+++ DATASET
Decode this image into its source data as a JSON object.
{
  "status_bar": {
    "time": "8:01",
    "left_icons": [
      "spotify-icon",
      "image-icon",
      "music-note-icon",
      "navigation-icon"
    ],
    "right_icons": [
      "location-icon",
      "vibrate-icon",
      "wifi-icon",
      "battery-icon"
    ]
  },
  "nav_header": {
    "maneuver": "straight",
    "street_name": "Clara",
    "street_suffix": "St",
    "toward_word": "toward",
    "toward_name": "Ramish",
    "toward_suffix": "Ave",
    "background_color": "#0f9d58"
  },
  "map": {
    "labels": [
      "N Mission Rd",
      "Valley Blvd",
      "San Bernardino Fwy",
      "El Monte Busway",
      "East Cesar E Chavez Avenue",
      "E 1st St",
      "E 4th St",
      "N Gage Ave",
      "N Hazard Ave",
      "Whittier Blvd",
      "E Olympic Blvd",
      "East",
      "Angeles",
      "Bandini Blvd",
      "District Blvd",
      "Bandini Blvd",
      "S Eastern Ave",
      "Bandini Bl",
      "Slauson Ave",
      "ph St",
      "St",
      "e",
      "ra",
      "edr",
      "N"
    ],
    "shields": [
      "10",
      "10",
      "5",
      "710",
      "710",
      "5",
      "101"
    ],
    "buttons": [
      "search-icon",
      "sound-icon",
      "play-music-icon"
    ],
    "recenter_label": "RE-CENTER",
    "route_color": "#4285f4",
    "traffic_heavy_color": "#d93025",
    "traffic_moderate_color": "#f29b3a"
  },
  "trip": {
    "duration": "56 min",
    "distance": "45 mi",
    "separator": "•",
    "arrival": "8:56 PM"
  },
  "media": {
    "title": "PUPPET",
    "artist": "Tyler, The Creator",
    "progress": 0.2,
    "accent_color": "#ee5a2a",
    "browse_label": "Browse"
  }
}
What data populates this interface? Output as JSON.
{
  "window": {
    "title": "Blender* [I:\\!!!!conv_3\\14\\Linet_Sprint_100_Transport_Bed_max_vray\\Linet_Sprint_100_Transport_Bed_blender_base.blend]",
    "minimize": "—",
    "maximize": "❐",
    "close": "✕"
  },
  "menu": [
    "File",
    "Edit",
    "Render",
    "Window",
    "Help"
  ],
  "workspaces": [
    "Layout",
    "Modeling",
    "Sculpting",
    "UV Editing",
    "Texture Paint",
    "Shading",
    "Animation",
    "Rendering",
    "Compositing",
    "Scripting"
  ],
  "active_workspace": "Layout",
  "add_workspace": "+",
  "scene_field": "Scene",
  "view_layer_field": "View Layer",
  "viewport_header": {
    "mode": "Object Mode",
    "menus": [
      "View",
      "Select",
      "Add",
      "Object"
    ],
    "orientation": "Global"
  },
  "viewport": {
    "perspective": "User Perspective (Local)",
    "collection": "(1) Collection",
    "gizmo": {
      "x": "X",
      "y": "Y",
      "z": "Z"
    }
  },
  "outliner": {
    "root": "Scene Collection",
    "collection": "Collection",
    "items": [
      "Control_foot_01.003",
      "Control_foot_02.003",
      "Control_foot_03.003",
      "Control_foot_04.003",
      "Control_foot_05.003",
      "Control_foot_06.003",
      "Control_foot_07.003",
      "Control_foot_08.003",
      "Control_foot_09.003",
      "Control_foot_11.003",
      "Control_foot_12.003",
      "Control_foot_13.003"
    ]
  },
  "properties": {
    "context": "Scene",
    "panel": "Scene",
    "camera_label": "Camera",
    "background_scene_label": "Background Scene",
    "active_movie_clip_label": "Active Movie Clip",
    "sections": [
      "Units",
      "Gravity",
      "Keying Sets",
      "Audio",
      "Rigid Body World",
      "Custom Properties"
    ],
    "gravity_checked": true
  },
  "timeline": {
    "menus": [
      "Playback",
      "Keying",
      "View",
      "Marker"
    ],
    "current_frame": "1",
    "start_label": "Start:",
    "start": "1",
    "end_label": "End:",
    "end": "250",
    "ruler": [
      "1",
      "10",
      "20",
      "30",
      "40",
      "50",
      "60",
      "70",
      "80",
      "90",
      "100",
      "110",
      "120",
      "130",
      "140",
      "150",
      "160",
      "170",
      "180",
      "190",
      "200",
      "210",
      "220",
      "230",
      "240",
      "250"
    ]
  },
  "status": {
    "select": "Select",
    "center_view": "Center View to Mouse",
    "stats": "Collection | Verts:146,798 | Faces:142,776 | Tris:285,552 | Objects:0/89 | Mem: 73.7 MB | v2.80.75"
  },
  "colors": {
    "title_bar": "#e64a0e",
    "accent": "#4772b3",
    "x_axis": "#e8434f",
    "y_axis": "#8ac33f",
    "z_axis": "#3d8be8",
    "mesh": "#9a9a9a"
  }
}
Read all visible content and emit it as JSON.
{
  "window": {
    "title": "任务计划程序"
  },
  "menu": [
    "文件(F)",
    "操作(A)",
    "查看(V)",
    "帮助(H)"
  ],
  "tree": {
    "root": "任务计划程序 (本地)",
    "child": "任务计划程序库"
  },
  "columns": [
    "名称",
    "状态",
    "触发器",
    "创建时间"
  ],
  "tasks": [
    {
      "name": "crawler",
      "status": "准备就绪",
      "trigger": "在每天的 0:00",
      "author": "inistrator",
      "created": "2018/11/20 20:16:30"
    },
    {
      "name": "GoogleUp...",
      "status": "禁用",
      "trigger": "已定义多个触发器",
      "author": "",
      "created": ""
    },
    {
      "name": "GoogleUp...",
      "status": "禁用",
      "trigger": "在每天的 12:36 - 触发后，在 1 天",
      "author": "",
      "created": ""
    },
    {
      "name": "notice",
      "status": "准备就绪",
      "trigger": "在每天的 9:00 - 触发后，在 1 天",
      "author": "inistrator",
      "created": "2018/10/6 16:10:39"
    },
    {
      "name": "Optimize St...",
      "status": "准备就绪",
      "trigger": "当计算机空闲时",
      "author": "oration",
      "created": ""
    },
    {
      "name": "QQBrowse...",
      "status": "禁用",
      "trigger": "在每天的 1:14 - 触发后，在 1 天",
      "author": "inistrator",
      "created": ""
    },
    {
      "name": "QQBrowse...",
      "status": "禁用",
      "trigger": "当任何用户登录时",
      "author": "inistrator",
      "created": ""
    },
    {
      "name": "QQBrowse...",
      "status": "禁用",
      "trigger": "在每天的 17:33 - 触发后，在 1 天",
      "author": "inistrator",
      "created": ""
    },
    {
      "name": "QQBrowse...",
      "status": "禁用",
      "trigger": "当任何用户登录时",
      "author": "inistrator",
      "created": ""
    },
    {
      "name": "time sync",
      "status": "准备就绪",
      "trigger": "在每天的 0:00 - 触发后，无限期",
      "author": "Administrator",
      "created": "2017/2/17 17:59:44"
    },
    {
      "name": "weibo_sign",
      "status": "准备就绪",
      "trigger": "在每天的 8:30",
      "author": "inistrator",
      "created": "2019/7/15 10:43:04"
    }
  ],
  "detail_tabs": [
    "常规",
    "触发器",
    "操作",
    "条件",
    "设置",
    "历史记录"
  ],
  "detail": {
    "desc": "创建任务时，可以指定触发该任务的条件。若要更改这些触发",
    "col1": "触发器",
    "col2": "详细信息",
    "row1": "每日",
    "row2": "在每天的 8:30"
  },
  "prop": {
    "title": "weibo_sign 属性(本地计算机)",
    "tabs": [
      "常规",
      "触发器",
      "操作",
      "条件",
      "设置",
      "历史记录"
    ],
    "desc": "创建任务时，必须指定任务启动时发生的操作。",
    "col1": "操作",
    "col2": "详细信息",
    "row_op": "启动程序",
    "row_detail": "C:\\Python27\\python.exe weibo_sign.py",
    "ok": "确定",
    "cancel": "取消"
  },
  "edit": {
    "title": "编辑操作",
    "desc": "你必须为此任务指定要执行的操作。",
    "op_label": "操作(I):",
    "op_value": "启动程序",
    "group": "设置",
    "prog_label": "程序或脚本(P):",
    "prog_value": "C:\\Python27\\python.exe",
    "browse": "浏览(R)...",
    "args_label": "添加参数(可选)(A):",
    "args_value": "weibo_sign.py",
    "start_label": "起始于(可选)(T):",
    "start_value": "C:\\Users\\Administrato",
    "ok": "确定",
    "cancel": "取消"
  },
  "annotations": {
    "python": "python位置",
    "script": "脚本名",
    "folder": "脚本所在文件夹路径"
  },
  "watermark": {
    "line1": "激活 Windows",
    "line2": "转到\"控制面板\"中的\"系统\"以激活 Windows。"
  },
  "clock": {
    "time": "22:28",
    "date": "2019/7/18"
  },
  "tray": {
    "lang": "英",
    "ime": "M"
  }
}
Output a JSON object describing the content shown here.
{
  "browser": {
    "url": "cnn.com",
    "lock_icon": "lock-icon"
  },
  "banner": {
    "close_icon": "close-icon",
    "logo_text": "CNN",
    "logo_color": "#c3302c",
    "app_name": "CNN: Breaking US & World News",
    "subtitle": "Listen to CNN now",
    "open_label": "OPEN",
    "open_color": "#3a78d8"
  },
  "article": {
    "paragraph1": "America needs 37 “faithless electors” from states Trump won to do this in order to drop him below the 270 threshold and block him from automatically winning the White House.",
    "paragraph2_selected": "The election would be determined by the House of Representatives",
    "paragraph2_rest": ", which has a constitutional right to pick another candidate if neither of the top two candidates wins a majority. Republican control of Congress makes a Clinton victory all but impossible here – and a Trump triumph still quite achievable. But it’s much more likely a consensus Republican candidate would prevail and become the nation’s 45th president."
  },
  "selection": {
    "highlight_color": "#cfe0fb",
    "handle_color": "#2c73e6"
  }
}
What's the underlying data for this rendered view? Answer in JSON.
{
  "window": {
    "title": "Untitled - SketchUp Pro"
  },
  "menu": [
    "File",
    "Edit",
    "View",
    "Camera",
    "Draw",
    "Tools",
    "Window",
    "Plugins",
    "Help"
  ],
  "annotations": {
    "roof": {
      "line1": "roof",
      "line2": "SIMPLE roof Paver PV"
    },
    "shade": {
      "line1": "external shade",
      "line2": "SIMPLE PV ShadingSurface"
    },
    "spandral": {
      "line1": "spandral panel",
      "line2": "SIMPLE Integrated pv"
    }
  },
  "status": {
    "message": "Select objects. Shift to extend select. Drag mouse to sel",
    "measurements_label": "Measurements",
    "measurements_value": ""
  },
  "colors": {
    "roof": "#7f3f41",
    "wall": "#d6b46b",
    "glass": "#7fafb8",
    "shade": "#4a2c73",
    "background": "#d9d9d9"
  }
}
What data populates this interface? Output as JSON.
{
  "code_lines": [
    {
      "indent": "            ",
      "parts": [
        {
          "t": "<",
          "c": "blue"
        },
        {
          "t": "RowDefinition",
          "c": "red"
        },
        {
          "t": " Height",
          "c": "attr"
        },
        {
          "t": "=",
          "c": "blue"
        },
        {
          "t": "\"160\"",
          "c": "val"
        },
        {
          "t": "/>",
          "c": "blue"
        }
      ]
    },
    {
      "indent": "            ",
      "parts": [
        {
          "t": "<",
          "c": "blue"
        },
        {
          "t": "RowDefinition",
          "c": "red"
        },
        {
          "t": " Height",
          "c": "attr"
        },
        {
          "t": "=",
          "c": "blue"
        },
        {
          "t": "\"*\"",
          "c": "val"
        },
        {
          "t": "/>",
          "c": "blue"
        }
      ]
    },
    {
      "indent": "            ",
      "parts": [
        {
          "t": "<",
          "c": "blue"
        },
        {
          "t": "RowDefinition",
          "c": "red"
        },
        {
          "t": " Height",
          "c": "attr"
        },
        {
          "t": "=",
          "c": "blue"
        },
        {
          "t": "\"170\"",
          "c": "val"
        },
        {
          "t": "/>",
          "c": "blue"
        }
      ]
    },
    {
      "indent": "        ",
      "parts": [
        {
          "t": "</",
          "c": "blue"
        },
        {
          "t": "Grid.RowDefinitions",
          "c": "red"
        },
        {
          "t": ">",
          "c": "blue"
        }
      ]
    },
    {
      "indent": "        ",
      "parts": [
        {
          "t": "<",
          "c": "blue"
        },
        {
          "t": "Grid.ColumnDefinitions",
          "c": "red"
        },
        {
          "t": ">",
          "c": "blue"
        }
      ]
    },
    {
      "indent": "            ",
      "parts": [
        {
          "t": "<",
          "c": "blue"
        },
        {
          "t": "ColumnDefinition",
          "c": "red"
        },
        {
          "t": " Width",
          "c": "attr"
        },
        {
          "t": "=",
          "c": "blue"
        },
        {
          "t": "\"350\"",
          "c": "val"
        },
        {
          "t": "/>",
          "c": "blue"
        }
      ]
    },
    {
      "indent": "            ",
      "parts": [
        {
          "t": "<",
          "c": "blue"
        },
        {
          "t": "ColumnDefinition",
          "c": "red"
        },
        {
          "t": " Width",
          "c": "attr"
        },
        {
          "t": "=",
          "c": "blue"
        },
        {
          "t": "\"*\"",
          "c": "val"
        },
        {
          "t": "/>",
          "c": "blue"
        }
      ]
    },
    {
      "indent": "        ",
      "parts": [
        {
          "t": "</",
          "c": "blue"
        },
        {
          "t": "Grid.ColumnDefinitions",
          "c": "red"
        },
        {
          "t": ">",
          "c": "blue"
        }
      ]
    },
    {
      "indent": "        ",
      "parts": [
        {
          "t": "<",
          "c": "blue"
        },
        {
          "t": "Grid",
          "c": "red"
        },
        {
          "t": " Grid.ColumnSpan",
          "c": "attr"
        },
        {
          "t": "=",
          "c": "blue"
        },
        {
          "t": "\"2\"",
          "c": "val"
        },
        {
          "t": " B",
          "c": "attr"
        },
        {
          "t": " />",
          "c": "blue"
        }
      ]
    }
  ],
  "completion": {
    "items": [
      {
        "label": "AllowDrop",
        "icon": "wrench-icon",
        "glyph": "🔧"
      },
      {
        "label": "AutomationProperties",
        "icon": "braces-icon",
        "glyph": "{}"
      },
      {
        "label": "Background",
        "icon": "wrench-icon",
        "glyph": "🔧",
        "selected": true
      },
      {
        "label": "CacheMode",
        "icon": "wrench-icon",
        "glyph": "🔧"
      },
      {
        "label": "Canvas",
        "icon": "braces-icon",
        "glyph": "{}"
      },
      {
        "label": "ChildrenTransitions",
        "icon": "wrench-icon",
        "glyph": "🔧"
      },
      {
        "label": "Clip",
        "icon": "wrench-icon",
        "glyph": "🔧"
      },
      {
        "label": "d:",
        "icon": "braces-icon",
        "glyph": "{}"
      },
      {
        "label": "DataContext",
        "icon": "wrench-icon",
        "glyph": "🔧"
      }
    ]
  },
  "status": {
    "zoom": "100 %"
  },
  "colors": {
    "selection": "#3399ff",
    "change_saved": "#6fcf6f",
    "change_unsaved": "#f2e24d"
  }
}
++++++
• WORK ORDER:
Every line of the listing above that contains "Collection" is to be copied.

• EXPECTED OUTPUT:
    "collection": "(1) Collection",
    "root": "Scene Collection",
    "collection": "Collection",
    "stats": "Collection | Verts:146,798 | Faces:142,776 | Tris:285,552 | Objects:0/89 | Mem: 73.7 MB | v2.80.75"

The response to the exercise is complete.